**What you should do:** All records are to be retyped faithfully and completely.
Top of Data for review
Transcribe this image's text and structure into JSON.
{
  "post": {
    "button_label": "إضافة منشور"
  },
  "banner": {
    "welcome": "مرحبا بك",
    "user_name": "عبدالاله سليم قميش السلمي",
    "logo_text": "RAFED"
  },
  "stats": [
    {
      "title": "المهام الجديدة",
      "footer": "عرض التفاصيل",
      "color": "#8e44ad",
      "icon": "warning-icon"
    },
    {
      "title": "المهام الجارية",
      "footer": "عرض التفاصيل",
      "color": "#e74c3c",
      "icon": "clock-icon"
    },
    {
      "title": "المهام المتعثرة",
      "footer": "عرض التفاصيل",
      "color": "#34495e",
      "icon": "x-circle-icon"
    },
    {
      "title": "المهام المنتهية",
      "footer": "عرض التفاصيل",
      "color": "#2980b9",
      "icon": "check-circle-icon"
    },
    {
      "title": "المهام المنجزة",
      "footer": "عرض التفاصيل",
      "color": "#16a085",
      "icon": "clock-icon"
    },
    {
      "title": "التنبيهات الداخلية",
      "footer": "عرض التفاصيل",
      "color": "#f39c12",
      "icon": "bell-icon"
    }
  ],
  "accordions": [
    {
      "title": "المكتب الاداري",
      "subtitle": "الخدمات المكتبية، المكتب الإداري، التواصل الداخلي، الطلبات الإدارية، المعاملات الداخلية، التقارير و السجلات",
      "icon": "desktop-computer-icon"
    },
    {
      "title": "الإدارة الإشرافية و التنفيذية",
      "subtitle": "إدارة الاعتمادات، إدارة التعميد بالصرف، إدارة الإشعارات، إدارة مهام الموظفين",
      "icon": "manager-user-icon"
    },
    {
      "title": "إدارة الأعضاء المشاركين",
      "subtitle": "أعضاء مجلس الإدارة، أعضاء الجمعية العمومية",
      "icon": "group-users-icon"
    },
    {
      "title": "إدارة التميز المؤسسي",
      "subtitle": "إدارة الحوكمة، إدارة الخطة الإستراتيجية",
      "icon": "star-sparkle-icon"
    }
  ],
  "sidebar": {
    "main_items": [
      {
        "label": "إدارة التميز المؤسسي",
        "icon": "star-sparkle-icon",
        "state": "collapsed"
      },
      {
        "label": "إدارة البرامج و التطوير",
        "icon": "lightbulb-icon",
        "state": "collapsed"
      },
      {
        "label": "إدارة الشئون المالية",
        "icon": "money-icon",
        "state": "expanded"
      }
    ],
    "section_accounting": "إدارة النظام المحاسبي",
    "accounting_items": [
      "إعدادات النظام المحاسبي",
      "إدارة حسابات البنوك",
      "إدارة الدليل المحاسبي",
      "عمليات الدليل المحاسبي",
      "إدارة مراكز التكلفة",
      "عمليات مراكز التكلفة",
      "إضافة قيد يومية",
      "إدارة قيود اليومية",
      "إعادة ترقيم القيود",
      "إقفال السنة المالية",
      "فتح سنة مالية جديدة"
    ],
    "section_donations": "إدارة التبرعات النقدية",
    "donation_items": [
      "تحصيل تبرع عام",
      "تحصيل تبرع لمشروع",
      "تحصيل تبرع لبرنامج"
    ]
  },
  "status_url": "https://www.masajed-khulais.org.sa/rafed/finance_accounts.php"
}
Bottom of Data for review
**Exercise output:**
Transcribe this image's text and structure into JSON.
{
  "post": {
    "button_label": "إضافة منشور"
  },
  "banner": {
    "welcome": "مرحبا بك",
    "user_name": "عبدالاله سليم قميش السلمي",
    "logo_text": "RAFED"
  },
  "stats": [
    {
      "title": "المهام الجديدة",
      "footer": "عرض التفاصيل",
      "color": "#8e44ad",
      "icon": "warning-icon"
    },
    {
      "title": "المهام الجارية",
      "footer": "عرض التفاصيل",
      "color": "#e74c3c",
      "icon": "clock-icon"
    },
    {
      "title": "المهام المتعثرة",
      "footer": "عرض التفاصيل",
      "color": "#34495e",
      "icon": "x-circle-icon"
    },
    {
      "title": "المهام المنتهية",
      "footer": "عرض التفاصيل",
      "color": "#2980b9",
      "icon": "check-circle-icon"
    },
    {
      "title": "المهام المنجزة",
      "footer": "عرض التفاصيل",
      "color": "#16a085",
      "icon": "clock-icon"
    },
    {
      "title": "التنبيهات الداخلية",
      "footer": "عرض التفاصيل",
      "color": "#f39c12",
      "icon": "bell-icon"
    }
  ],
  "accordions": [
    {
      "title": "المكتب الاداري",
      "subtitle": "الخدمات المكتبية، المكتب الإداري، التواصل الداخلي، الطلبات الإدارية، المعاملات الداخلية، التقارير و السجلات",
      "icon": "desktop-computer-icon"
    },
    {
      "title": "الإدارة الإشرافية و التنفيذية",
      "subtitle": "إدارة الاعتمادات، إدارة التعميد بالصرف، إدارة الإشعارات، إدارة مهام الموظفين",
      "icon": "manager-user-icon"
    },
    {
      "title": "إدارة الأعضاء المشاركين",
      "subtitle": "أعضاء مجلس الإدارة، أعضاء الجمعية العمومية",
      "icon": "group-users-icon"
    },
    {
      "title": "إدارة التميز المؤسسي",
      "subtitle": "إدارة الحوكمة، إدارة الخطة الإستراتيجية",
      "icon": "star-sparkle-icon"
    }
  ],
  "sidebar": {
    "main_items": [
      {
        "label": "إدارة التميز المؤسسي",
        "icon": "star-sparkle-icon",
        "state": "collapsed"
      },
      {
        "label": "إدارة البرامج و التطوير",
        "icon": "lightbulb-icon",
        "state": "collapsed"
      },
      {
        "label": "إدارة الشئون المالية",
        "icon": "money-icon",
        "state": "expanded"
      }
    ],
    "section_accounting": "إدارة النظام المحاسبي",
    "accounting_items": [
      "إعدادات النظام المحاسبي",
      "إدارة حسابات البنوك",
      "إدارة الدليل المحاسبي",
      "عمليات الدليل المحاسبي",
      "إدارة مراكز التكلفة",
      "عمليات مراكز التكلفة",
      "إضافة قيد يومية",
      "إدارة قيود اليومية",
      "إعادة ترقيم القيود",
      "إقفال السنة المالية",
      "فتح سنة مالية جديدة"
    ],
    "section_donations": "إدارة التبرعات النقدية",
    "donation_items": [
      "تحصيل تبرع عام",
      "تحصيل تبرع لمشروع",
      "تحصيل تبرع لبرنامج"
    ]
  },
  "status_url": "https://www.masajed-khulais.org.sa/rafed/finance_accounts.php"
}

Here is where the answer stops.